[RAW DATA]

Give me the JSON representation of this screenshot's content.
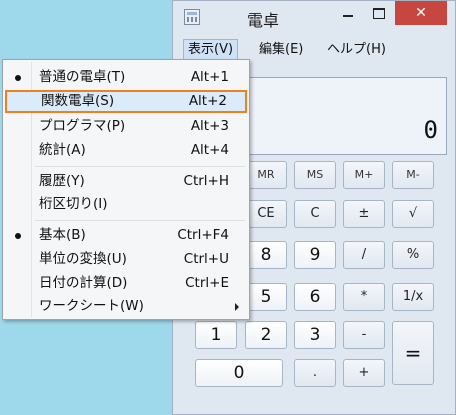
{
  "window": {
    "title": "電卓",
    "close_glyph": "✕"
  },
  "menubar": {
    "items": [
      "表示(V)",
      "編集(E)",
      "ヘルプ(H)"
    ]
  },
  "display": {
    "value": "0"
  },
  "keys": {
    "memory": [
      "MR",
      "MS",
      "M+",
      "M-"
    ],
    "row2": [
      "CE",
      "C",
      "±",
      "√"
    ],
    "row3": [
      "8",
      "9",
      "/",
      "%"
    ],
    "row4": [
      "5",
      "6",
      "*",
      "1/x"
    ],
    "row5": [
      "1",
      "2",
      "3",
      "-"
    ],
    "row6": [
      "0",
      ".",
      "+"
    ],
    "equals": "="
  },
  "view_menu": {
    "items": [
      {
        "label": "普通の電卓(T)",
        "accel": "Alt+1",
        "checked": true
      },
      {
        "label": "関数電卓(S)",
        "accel": "Alt+2",
        "highlighted": true
      },
      {
        "label": "プログラマ(P)",
        "accel": "Alt+3"
      },
      {
        "label": "統計(A)",
        "accel": "Alt+4"
      },
      {
        "label": "履歴(Y)",
        "accel": "Ctrl+H"
      },
      {
        "label": "桁区切り(I)",
        "accel": ""
      },
      {
        "label": "基本(B)",
        "accel": "Ctrl+F4",
        "checked": true
      },
      {
        "label": "単位の変換(U)",
        "accel": "Ctrl+U"
      },
      {
        "label": "日付の計算(D)",
        "accel": "Ctrl+E"
      },
      {
        "label": "ワークシート(W)",
        "accel": "",
        "submenu": true
      }
    ]
  }
}
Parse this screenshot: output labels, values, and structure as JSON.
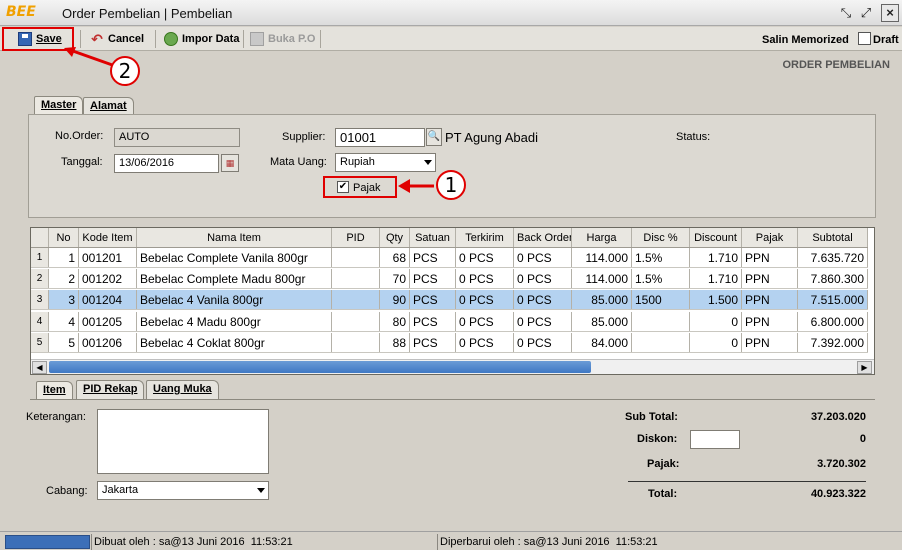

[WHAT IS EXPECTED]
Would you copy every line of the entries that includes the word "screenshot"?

[SOLUTION FOR THIS TASK]
Give me the JSON representation of this screenshot's content.
Parse this screenshot: output labels, values, and structure as JSON.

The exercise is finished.